### Exercise aim
From the listing, collect all lines containing the word "JSON".

### Source records
_ _ _ _ _ _ _

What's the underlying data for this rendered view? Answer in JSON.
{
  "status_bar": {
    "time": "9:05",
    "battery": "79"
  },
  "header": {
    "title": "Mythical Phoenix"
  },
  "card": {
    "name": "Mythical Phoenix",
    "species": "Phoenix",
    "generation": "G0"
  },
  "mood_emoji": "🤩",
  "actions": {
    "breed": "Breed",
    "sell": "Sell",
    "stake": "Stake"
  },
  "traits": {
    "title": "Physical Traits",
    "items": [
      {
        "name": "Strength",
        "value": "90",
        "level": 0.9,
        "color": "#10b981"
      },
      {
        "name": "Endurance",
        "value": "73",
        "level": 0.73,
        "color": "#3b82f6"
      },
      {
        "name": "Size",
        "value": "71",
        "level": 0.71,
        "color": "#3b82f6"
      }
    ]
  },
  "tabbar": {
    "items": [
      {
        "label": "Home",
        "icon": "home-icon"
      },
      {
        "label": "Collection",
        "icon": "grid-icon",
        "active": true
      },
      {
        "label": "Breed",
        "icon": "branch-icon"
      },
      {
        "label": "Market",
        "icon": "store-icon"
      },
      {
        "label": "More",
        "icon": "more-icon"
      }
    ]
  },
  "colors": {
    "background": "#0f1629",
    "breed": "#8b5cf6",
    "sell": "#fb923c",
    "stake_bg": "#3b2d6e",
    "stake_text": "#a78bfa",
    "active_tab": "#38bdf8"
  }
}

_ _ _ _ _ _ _

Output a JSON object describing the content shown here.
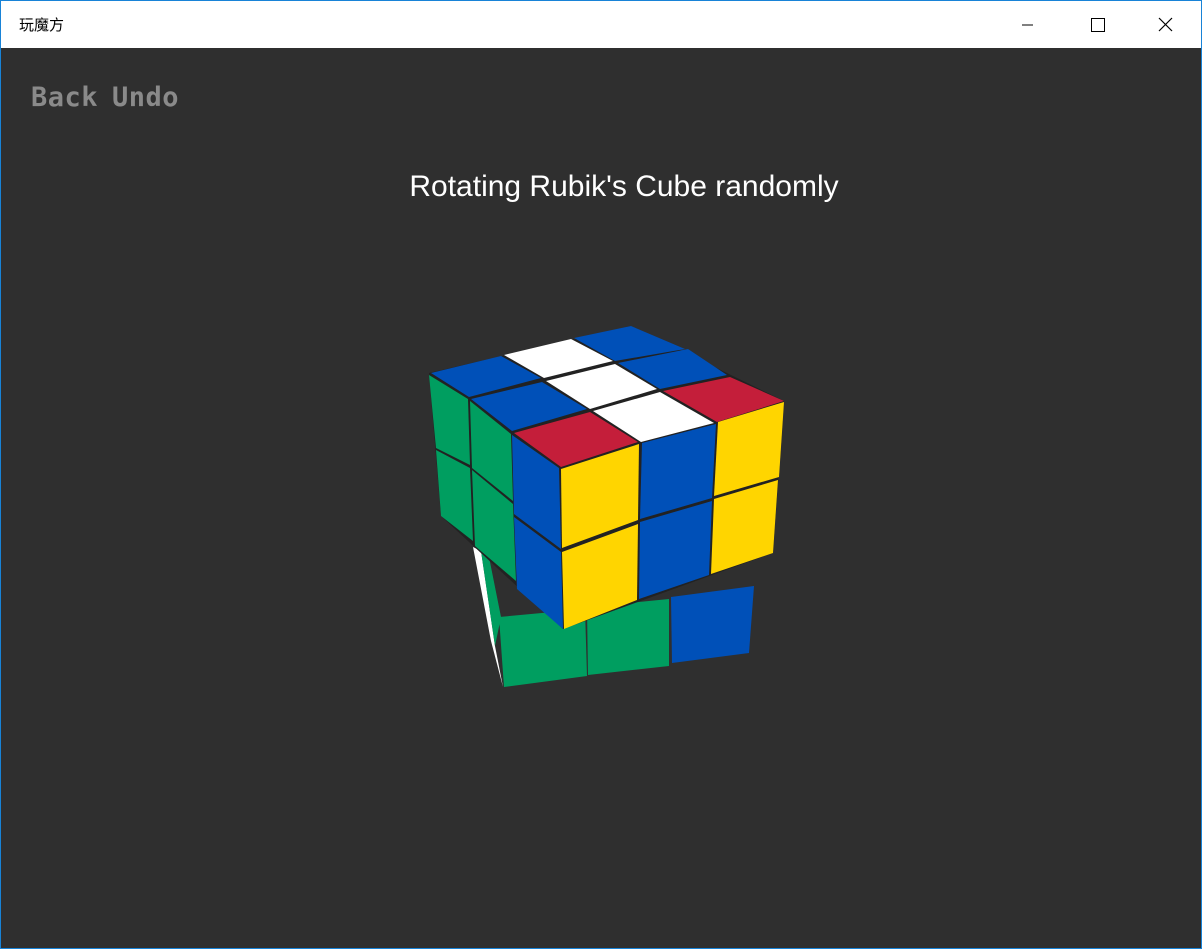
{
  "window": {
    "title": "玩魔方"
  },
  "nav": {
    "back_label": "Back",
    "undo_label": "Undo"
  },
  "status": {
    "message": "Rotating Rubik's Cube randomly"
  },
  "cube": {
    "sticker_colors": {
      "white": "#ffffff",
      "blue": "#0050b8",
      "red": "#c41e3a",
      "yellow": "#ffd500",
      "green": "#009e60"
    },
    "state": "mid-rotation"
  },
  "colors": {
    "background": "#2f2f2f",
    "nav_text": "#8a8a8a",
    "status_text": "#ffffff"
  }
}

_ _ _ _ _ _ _

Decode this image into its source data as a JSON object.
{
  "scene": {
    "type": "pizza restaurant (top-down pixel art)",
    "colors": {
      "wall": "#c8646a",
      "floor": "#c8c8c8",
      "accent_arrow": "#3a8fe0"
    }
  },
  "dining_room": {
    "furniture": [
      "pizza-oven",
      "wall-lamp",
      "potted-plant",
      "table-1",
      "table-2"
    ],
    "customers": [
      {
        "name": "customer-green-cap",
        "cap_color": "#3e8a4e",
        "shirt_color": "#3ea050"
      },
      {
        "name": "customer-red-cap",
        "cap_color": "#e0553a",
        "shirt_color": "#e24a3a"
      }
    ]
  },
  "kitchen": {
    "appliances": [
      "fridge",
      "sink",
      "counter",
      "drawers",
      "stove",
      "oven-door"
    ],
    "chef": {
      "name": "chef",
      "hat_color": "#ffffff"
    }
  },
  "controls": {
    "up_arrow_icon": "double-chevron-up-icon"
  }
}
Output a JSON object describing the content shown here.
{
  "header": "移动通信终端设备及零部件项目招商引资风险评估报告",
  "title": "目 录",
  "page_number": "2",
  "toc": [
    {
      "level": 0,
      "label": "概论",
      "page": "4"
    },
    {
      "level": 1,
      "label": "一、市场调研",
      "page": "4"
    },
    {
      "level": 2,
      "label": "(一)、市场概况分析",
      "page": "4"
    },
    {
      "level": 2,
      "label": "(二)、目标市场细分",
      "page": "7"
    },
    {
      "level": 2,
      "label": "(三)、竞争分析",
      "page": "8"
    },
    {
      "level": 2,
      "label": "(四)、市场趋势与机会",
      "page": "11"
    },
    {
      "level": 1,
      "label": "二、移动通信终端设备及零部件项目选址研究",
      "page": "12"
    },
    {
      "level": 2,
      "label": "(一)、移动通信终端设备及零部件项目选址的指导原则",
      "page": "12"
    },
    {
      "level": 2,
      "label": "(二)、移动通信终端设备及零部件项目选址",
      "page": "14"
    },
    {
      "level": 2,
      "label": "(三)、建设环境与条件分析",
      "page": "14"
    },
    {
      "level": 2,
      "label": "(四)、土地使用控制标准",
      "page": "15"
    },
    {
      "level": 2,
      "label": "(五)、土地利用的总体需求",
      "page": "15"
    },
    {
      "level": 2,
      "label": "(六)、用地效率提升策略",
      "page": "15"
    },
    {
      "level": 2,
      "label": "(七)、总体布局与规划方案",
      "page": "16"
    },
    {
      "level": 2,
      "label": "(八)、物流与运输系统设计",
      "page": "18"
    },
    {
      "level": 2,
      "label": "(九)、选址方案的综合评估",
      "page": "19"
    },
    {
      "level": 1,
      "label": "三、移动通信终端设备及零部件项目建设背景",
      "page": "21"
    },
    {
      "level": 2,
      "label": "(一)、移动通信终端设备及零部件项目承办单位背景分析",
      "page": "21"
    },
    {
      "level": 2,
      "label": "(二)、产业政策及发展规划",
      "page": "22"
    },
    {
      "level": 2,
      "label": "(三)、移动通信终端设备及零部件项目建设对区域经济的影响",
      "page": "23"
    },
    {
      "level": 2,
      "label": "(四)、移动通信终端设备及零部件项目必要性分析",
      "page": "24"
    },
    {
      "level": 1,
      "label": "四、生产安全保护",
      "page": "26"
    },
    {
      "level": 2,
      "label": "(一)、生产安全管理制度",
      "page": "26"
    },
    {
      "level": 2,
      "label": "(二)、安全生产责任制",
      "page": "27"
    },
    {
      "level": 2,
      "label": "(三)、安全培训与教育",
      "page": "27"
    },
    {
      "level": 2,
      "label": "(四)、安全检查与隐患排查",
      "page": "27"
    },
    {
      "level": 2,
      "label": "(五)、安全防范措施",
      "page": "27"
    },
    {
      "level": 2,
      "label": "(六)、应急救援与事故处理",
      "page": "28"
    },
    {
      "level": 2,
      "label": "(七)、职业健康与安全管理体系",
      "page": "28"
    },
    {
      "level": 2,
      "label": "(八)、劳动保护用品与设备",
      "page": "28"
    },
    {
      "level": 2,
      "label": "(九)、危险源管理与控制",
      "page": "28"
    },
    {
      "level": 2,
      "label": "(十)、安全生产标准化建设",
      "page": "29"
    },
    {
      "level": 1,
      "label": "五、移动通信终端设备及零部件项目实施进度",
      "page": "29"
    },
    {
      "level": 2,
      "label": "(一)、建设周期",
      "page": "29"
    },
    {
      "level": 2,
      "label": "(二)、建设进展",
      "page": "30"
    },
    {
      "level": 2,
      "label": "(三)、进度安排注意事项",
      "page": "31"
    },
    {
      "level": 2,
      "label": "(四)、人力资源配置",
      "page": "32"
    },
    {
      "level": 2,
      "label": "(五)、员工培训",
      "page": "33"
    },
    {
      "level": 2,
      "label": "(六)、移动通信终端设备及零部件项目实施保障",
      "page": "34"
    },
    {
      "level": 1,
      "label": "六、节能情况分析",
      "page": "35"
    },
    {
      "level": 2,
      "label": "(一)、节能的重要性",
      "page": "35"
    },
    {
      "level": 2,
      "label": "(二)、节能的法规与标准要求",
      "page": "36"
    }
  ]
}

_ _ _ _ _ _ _

### Answer to this problem
What's the underlying data for this rendered view? Answer in JSON.
Output a JSON object describing the content shown here.
Decode this image into its source data as a JSON object.
Output a JSON object describing the content shown here.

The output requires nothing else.